- [Work instruction]:
Search the data for "banner". Each line containing it is to be copied.

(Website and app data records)
■ ■ ■ ■ ■

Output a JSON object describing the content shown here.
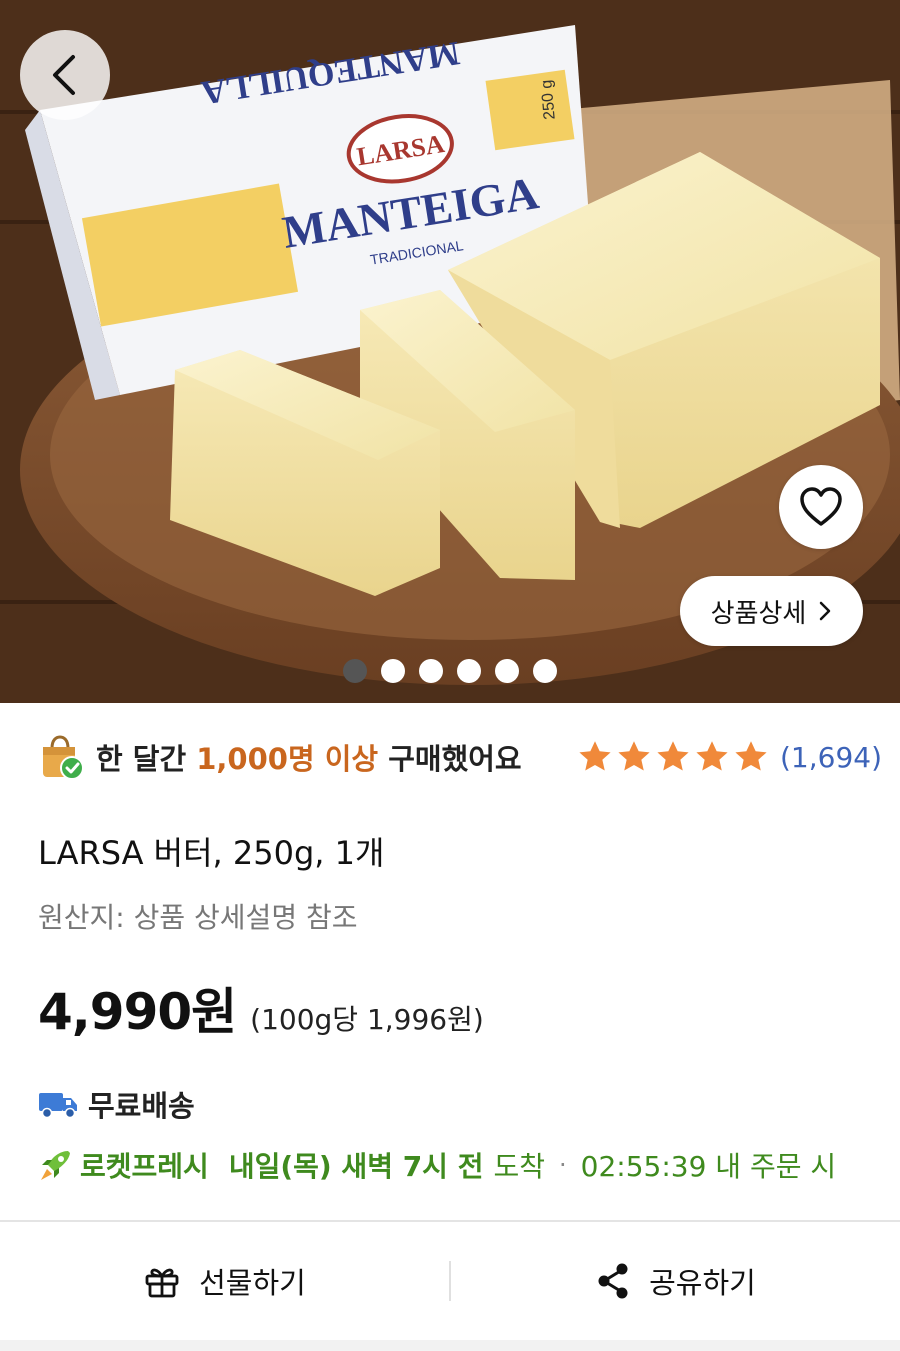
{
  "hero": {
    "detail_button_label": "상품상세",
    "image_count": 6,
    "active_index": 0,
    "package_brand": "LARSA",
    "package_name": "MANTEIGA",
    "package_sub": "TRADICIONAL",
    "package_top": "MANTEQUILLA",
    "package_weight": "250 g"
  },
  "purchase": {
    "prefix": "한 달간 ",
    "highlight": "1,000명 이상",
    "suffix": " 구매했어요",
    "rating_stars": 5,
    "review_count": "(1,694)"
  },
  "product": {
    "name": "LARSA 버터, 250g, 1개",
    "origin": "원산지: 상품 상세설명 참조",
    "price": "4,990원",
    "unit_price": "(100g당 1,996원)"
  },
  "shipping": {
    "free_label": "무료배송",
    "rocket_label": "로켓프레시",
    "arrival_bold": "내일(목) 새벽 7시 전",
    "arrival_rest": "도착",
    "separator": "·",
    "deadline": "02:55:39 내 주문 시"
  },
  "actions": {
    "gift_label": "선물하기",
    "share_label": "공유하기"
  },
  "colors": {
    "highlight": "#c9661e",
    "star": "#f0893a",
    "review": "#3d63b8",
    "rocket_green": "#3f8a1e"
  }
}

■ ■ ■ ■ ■

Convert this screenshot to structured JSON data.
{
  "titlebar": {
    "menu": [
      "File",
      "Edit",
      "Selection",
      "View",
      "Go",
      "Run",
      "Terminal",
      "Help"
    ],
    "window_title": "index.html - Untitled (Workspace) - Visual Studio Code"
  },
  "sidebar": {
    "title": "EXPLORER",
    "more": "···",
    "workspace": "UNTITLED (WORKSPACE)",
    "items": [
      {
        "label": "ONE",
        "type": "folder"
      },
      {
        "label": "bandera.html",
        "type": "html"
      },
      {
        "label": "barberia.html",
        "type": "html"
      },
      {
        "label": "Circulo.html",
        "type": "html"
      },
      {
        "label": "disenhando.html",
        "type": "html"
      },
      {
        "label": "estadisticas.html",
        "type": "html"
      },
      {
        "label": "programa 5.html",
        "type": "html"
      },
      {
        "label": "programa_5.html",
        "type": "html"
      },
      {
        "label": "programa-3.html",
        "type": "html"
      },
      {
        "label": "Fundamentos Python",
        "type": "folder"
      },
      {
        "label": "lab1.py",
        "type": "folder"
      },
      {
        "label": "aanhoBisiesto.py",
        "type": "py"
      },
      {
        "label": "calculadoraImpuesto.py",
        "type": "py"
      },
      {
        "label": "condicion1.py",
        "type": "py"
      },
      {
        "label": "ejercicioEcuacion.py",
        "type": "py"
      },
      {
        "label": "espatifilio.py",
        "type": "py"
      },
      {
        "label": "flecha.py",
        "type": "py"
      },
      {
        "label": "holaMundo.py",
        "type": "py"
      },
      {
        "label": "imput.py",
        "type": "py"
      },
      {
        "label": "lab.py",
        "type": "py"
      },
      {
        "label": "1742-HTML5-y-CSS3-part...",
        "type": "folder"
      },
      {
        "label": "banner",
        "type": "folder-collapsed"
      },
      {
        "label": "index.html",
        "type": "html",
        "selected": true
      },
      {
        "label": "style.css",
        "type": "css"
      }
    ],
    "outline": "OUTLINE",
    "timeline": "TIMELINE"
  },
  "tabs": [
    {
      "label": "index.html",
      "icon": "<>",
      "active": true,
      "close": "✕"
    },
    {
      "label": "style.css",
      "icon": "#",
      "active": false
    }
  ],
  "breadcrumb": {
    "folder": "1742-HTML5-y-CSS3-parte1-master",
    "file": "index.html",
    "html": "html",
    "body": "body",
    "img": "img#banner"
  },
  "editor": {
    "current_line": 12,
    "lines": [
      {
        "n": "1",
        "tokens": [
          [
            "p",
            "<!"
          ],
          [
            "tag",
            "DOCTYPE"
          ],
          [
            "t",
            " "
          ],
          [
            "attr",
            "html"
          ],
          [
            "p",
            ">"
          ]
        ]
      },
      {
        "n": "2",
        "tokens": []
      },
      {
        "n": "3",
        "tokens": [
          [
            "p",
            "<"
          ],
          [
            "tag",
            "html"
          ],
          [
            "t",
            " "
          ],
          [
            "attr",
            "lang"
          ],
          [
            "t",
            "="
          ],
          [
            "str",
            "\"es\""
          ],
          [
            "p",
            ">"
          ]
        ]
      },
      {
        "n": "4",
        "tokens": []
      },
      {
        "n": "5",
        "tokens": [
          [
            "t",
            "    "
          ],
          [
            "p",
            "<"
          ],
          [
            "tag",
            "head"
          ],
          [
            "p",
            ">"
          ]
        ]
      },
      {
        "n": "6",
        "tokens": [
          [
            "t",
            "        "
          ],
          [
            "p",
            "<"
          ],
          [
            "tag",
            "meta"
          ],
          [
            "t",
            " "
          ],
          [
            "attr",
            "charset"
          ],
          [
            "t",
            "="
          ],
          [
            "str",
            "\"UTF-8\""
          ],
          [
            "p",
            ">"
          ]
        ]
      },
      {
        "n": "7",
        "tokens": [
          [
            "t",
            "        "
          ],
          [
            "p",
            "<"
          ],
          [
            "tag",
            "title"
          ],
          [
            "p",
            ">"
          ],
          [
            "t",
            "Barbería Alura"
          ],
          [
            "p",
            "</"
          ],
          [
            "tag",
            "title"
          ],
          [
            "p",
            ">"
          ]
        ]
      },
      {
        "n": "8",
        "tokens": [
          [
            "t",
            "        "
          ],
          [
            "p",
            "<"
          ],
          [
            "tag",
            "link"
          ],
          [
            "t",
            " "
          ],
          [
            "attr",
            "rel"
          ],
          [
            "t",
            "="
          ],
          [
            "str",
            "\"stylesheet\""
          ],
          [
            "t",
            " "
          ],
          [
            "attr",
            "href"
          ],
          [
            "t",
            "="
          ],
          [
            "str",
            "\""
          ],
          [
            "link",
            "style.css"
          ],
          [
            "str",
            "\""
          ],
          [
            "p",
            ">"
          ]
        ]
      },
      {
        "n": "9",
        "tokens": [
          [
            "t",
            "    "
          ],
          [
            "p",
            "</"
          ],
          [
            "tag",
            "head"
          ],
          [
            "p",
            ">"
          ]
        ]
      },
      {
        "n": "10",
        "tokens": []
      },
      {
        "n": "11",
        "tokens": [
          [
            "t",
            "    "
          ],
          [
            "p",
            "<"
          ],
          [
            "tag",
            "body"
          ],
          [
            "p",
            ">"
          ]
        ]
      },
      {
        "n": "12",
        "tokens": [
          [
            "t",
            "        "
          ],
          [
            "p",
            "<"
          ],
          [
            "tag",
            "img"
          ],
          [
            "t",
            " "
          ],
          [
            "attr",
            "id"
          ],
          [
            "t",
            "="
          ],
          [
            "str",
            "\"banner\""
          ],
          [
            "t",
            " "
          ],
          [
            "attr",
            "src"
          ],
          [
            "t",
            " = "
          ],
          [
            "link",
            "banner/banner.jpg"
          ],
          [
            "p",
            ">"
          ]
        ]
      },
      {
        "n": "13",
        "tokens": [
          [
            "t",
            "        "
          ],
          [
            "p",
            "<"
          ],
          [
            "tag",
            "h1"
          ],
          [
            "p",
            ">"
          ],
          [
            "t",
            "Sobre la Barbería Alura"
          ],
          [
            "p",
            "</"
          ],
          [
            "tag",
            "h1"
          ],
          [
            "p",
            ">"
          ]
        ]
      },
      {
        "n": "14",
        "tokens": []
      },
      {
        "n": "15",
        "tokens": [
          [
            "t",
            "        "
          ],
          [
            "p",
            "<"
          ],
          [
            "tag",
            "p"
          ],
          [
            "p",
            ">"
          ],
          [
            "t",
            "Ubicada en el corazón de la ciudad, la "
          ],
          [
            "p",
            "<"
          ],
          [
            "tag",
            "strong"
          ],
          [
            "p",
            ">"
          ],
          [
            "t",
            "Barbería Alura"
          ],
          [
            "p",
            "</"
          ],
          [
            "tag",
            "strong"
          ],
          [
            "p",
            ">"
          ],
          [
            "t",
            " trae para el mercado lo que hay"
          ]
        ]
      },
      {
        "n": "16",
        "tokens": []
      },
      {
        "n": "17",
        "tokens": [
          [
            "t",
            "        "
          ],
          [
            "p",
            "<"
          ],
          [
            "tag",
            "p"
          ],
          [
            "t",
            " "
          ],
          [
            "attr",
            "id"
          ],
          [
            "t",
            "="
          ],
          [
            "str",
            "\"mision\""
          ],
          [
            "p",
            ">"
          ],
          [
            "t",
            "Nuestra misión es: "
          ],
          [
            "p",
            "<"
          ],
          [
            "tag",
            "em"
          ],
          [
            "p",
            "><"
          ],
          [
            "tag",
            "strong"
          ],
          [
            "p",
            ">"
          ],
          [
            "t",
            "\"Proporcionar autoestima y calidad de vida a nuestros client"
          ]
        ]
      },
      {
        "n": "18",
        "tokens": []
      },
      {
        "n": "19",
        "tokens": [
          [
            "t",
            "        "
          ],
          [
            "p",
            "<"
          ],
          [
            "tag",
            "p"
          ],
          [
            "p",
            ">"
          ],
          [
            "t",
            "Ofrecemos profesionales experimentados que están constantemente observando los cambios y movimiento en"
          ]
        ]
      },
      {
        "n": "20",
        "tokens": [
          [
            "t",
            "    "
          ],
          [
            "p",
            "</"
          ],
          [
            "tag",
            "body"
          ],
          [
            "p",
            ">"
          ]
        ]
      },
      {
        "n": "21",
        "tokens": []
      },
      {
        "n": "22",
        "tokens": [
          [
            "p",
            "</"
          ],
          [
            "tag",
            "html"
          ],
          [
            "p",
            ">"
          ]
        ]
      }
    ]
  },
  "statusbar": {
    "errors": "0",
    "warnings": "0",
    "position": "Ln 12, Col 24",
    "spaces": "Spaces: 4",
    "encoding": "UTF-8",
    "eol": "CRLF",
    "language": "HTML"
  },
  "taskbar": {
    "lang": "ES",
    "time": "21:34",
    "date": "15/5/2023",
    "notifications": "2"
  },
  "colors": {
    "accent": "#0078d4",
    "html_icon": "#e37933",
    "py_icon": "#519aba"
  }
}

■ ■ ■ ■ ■

- [Solution]:
        "label": "banner",
    "img": "img#banner"
            "\"banner\""
            "banner/banner.jpg"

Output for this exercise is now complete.